Sunday, July 29, 2012

 I just returned from meeting with a branch in a village almost 4hours south of here. The branch is spread over a fairly large valley with several dependent groups in outlying areas. The missionaries bike 16 miles oneway to get to the area in hilly terrain ( like biking to Auberry every day) They have to start back 1.5 hours before dark because there is almost no electricity in the area. When they get back to the larger city, where their apartment is, they start working in another area. They are now biking 150 miles a week. They teach lessons wherever they go. 

At the branch meeting I met a family who walks 20 km one way faithfully to church every Sunday. I was overwhelmed when I learned that, and then I met a man who walks home from where he works 80 km (50 miles) each Saturday so that he can attend church on Sunday and then walks back on Monday. As I was sitting at the front of the congregation I was getting pretty choked-up thinking about that kind of devotion.

Thursday, July 26, 2012

We spent the past week on the beautiful island of La Reunion. It is actually part of France. Think of it as a blend of France and Hawaii. The missionary work is very different from and more difficult than in Madagascar. Again we met many great members and missionaries. We have included photos of St Denis, capital of Reunion and one of Antananarivo, Madagascar from the air.

Sunday, July 15, 2012

We just returned from a trip to the northeast coast of the country to the city of Tomatave for missionary interviews, meetings and several member meetings. On the way we stopped for the night at Andasibe.
There we stayed at a very nice hotel with our own bungalow in the rain forest. It was like driving into Jurassic Park. The hotel has its own large private reserve of lemurs which we were able to visit.
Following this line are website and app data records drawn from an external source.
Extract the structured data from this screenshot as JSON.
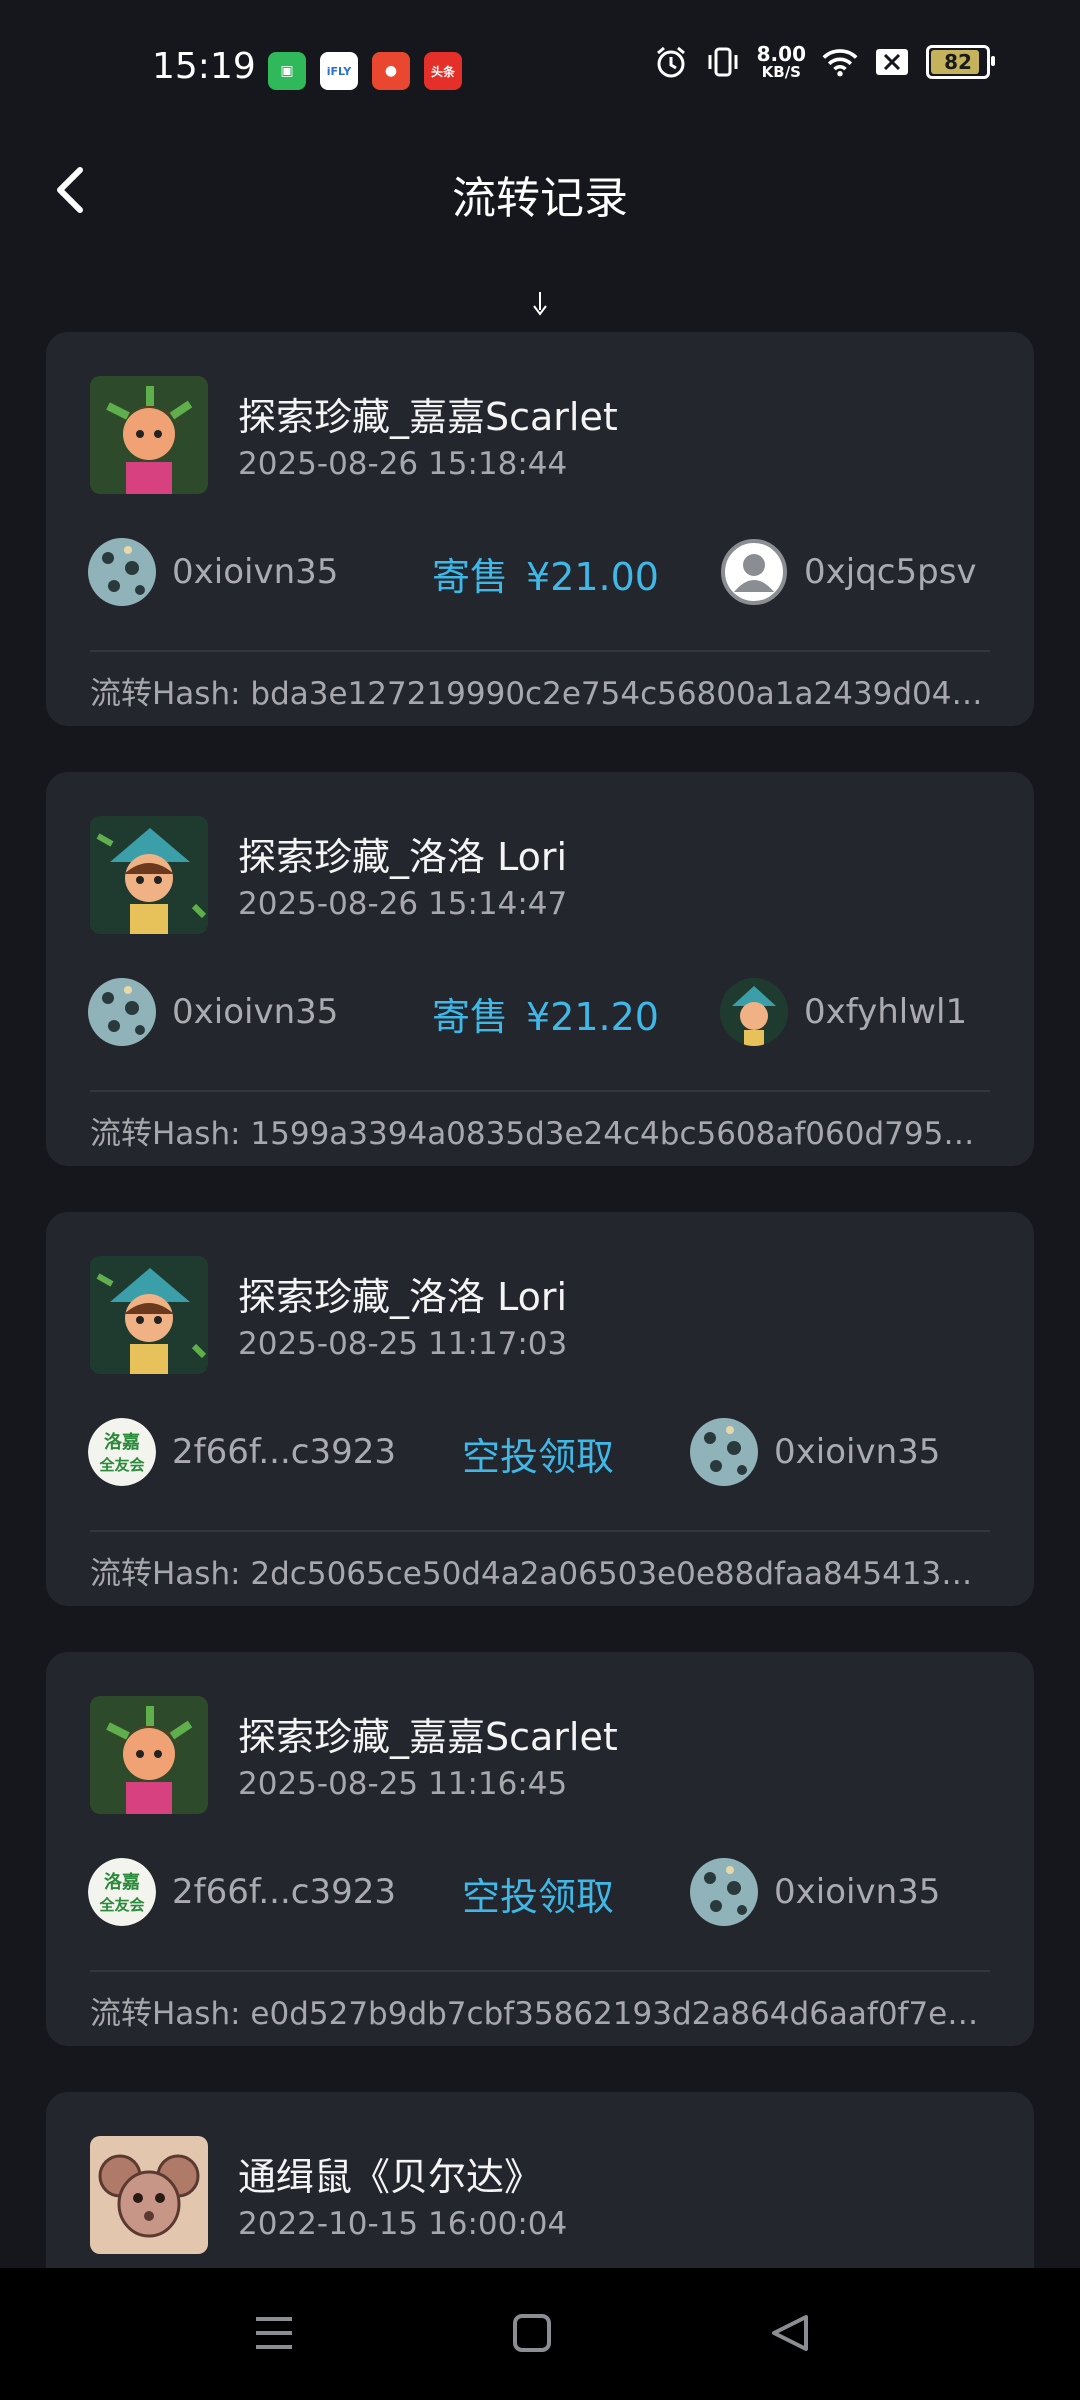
{
  "status_bar": {
    "time": "15:19",
    "speed_value": "8.00",
    "speed_unit": "KB/S",
    "battery": "82",
    "icons": [
      "alarm-icon",
      "vibrate-icon",
      "wifi-icon",
      "sim-x-icon"
    ]
  },
  "header": {
    "title": "流转记录",
    "back_icon": "chevron-left-icon"
  },
  "records": [
    {
      "name": "探索珍藏_嘉嘉Scarlet",
      "date": "2025-08-26 15:18:44",
      "from": "0xioivn35",
      "action": "寄售",
      "price": "¥21.00",
      "to": "0xjqc5psv",
      "hash_label": "流转Hash: ",
      "hash": "bda3e127219990c2e754c56800a1a2439d04ba5..."
    },
    {
      "name": "探索珍藏_洛洛 Lori",
      "date": "2025-08-26 15:14:47",
      "from": "0xioivn35",
      "action": "寄售",
      "price": "¥21.20",
      "to": "0xfyhlwl1",
      "hash_label": "流转Hash: ",
      "hash": "1599a3394a0835d3e24c4bc5608af060d795a9b..."
    },
    {
      "name": "探索珍藏_洛洛 Lori",
      "date": "2025-08-25 11:17:03",
      "from": "2f66f...c3923",
      "action": "空投领取",
      "price": "",
      "to": "0xioivn35",
      "hash_label": "流转Hash: ",
      "hash": "2dc5065ce50d4a2a06503e0e88dfaa845413509..."
    },
    {
      "name": "探索珍藏_嘉嘉Scarlet",
      "date": "2025-08-25 11:16:45",
      "from": "2f66f...c3923",
      "action": "空投领取",
      "price": "",
      "to": "0xioivn35",
      "hash_label": "流转Hash: ",
      "hash": "e0d527b9db7cbf35862193d2a864d6aaf0f7e6f0..."
    },
    {
      "name": "通缉鼠《贝尔达》",
      "date": "2022-10-15 16:00:04"
    }
  ],
  "airdrop_avatar_text": [
    "洛嘉",
    "全友会"
  ],
  "colors": {
    "background": "#15171c",
    "card": "#23262c",
    "accent": "#3fb8e8"
  }
}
They are amazing, gentle and friendly animals. We went with a guide at feeding time early in the morning. They literally came running and jumped on us to get bananas. We also saw a few fosse in an inclosed area. Included are a  couple of pictures from the road trip to the coast, crossing from the high hilly center of the country descending the mountains to the tropical east coast.
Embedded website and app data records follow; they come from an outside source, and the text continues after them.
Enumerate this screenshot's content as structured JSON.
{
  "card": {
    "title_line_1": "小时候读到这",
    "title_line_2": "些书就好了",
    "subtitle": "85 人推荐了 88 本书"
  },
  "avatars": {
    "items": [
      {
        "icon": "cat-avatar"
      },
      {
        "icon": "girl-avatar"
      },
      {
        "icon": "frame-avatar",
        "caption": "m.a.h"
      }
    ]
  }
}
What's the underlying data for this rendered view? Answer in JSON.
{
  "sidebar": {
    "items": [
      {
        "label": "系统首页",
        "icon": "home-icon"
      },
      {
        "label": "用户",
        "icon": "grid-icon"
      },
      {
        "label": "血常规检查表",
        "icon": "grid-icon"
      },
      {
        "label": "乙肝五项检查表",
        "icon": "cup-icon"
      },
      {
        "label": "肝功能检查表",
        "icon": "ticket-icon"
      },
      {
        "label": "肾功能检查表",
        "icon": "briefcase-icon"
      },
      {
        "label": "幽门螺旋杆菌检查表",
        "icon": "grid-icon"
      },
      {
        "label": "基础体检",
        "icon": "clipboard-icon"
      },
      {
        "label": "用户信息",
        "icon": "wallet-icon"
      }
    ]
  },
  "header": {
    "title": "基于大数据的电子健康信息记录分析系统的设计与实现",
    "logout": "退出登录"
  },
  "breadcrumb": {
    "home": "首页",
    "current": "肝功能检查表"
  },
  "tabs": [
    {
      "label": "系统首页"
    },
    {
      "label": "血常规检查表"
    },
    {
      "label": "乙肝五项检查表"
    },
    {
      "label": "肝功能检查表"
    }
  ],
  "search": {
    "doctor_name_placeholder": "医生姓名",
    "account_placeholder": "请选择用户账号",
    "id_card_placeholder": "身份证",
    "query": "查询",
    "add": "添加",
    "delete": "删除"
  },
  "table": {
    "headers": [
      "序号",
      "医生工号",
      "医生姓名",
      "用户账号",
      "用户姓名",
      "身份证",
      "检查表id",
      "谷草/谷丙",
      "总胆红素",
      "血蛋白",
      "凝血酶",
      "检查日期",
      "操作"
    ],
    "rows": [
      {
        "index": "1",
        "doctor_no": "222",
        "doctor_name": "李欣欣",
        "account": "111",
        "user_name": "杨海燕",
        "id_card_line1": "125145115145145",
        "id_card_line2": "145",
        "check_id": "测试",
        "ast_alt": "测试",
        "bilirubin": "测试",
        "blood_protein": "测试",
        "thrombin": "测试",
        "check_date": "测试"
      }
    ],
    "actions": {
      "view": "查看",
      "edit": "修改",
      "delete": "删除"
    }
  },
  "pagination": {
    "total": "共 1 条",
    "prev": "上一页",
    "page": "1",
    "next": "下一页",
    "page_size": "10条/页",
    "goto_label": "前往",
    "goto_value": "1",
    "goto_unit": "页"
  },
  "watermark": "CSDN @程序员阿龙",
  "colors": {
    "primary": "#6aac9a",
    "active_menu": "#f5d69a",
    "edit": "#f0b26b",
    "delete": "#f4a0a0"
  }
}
We met with the members in Tomatave and went teaching with the missionaries in some very humble homes. The people continue to amaze us with  their warm and loving spirits. We flew back this afternoon. After one day back at the mission home and office we pack up and fly to La Reunion Island for a week.
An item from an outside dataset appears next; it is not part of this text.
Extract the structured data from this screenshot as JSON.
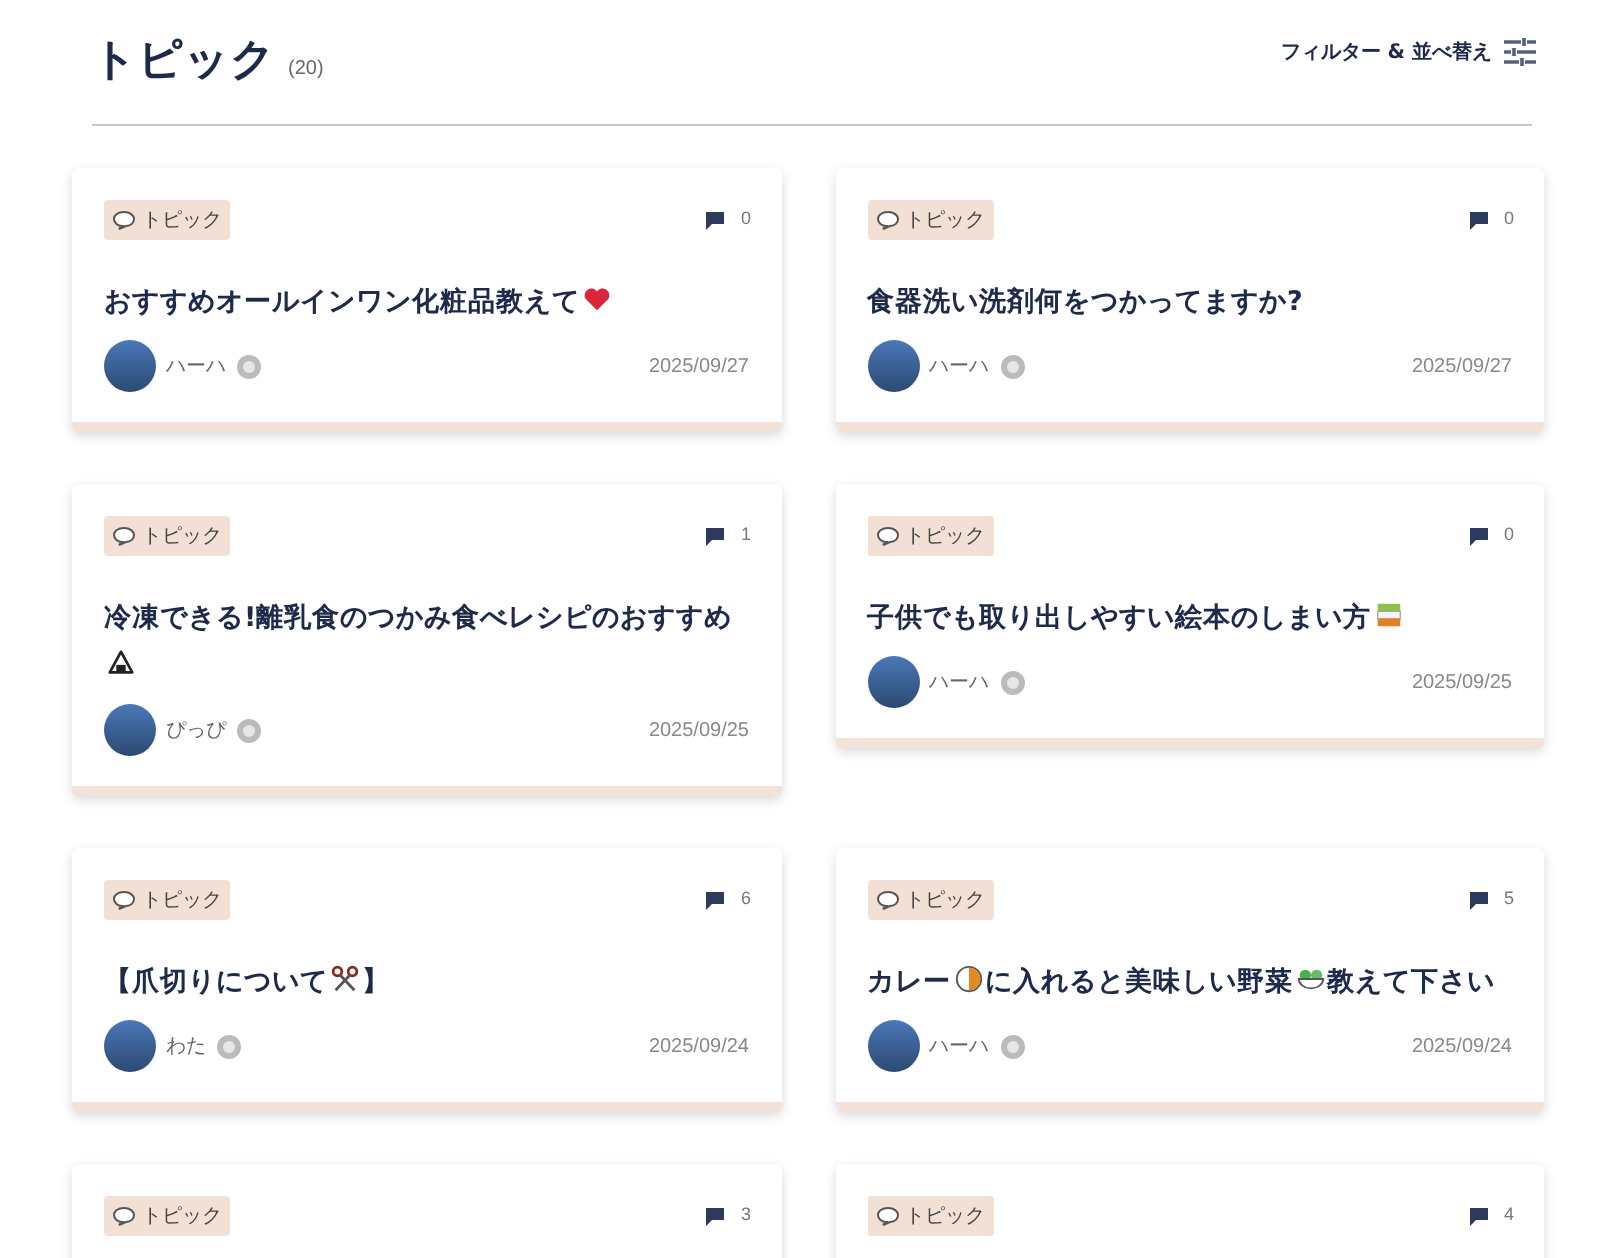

Sunday, July 8, 2012

This week end we traveled to Antsirabe a large city about 3 hours south of Antananarivo. We got a real taste of cross country road travel which is impossible to describe. The roads are narrow, windy with lots of pedestrians, bikes, cows, oxcarts, nine seat mini vans packed with 15+ people, big trucks and other cars. It was a wild ride to be sure.  Once we left the capital we had rolling hills with terraced rice fields in the valleys. We passed many villages with two story brick homes, most without electricity. In Antsirabe we met many remarkable members. We continue to find the people to be incredibly welcoming and loving. We are literally treated like royalty. In the  branch conference we attended this morning there were  158 in attendance. These people really know how to sing hymns. There are several large strong branches here and their leadership is devoted. We have included some pictures of the trip leaving Antananarivo, the countryside, and the pousse-pousse rickshaws in Antsirabe. They are used there because the city is mostly flat. The street stands are everywhere. These are some of the better ones. We do have regular modern supermarkets but they are too expensive for most of the population.

Thursday, July 5, 2012

This is our neighborhood. This is one of the chapels in Antananarivo which contains our mission offices and our home on the top floor. We have 24 hour security guards at the gate although this is really a pretty safe area. The traffic is crazy, the streets are narrow and winding. There are virtually no street signs. Many people live along small narrow alleys without names. Most of the streets are full of pedestrians and little shops (often micro shops) are every where. The people are very welcoming and warm. We have just had an incredible experience teaching a remarkable family in a 6x6 foot home down a series of tiny paths and alleys. We would never find it again without the elders. Tomorrow we start our travel schedule with at least half of each week on the road or in the air for the next 8 weeks or so. We have some fascinating places to see. We have a remarkable group of missionaries.